Security researchers in the U.K. have struck a blow in the
war against spam.
According to malware intelligence firm FireEye,
Grum, a botnet responsible for an estimated 18 percent of the spam residing in
users' inboxes, has been knocked down following a coordinated effort by multiple
security companies and local ISPs in Panama, the Ukraine and Russia that
effectively shut down the botnet's command and control systems (CNCs) in the
The beginning of the end kicked off when security experts at
FireEye got news that a server in the Netherlands shut down one of the
secondary servers Grum was using July 16. The following day, ISPs in Panama
shut down Grum's primary server there, forcing Grum's creators to redirect
their traffic to a secondary server in the Ukraine. With the help of anonymous
contacts and partners from CERT-GIB and blocklist
removal center Spamhaus, FireEye was
able to exert pressure on ISPs in the Ukraine and neighboring Russia,
effectively shutting down Grum--at least for the meantime.
At the time of the takedown, Grum had experienced something
of a steep
decline from January, when the botnet distributed 33 percent of the world's
known email spam. The botnet had
been active for nearly four years--suggesting a high degree of professional
expertise and financial support--likely illegal.
Grum had been the subject of intense interest in the internet
security community, its techniques dissected by everyone from the International
Journal of Information Technology and Technology
Review. With Grum's demise, the Lethic
(formerly Pushdo) botnets are left as the only two major botnets distributing
spam.

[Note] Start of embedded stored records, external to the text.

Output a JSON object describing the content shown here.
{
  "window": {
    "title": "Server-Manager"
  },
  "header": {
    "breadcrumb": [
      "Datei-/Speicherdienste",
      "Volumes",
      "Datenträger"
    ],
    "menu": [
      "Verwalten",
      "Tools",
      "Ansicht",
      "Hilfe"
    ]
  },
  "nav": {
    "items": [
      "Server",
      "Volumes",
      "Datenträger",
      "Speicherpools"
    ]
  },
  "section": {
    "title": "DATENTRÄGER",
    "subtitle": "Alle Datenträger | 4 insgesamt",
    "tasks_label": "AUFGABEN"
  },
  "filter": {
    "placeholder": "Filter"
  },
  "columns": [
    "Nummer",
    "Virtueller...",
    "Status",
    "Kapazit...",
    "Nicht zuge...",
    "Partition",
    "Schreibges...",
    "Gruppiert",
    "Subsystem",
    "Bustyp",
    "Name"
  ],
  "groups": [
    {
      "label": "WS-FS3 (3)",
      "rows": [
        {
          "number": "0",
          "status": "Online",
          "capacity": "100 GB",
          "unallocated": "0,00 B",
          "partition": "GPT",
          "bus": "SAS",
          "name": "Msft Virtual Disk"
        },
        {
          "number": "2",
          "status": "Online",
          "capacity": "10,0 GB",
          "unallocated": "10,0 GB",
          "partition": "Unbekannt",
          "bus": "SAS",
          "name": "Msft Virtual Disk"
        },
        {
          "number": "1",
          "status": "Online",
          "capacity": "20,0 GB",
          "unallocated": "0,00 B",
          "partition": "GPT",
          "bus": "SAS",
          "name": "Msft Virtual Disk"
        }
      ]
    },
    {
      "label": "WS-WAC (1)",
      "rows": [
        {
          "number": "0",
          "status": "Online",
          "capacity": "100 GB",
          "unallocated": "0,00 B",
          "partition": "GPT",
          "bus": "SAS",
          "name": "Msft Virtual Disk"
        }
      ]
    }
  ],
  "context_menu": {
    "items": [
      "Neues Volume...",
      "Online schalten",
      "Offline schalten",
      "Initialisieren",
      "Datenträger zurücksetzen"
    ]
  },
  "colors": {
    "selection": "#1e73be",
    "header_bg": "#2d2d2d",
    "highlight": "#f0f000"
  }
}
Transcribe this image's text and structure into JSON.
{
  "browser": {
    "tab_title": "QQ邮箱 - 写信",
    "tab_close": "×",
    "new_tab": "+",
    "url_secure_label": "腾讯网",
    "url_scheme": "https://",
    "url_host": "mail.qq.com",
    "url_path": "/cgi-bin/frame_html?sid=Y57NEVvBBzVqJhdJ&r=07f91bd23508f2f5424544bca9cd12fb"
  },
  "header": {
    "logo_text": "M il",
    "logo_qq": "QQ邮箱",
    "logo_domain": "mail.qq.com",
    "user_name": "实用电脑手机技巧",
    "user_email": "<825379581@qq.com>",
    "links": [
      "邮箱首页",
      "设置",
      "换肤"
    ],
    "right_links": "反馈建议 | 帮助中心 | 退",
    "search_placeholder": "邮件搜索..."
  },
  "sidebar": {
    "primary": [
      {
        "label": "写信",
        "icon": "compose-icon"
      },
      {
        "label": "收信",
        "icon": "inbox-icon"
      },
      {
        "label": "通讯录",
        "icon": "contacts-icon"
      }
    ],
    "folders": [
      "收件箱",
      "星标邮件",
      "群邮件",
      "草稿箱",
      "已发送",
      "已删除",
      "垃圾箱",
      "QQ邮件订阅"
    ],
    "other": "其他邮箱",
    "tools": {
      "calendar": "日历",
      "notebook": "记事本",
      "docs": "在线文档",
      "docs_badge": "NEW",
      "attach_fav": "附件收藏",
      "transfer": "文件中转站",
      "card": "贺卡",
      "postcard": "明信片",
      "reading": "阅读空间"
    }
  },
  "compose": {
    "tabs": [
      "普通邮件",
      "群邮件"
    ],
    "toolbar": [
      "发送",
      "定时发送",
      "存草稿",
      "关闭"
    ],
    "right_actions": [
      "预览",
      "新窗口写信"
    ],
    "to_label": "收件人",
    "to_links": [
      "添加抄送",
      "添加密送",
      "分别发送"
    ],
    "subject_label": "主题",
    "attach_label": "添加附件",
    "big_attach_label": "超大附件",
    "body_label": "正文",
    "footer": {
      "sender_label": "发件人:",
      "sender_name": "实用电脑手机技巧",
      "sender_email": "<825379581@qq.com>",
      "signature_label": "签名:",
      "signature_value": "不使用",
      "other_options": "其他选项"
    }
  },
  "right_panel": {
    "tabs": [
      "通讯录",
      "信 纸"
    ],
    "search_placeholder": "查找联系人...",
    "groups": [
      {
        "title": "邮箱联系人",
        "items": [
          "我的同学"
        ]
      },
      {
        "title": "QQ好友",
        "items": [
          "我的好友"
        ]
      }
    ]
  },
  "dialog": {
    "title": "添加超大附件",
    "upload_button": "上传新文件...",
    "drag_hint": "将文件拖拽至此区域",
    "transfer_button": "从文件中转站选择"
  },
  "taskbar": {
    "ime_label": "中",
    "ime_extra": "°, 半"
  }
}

Lethic was taken down by security researchers in January 2010, using
techniques similar to those used in the shutdown of Grum, however Lethic
reemerged in a slightly weakened form later that year.
All told, Lethic and Curtwail were responsible for infecting
1.7 to 2.2 million computers worldwide, targeting websites as diverse as the National Institutes of Health, Doctors Without Borders and
Utah's Child Protection Registry.
Yet despite the plethora of blogs and websites rushing to
write Grum's obituary, its death could be greatly exaggerated--when the Rustock
botnet was taken
down in 2011, a lot of the traffic the botnet generated shifted to another
little known botnet that would later become infamous--Grum.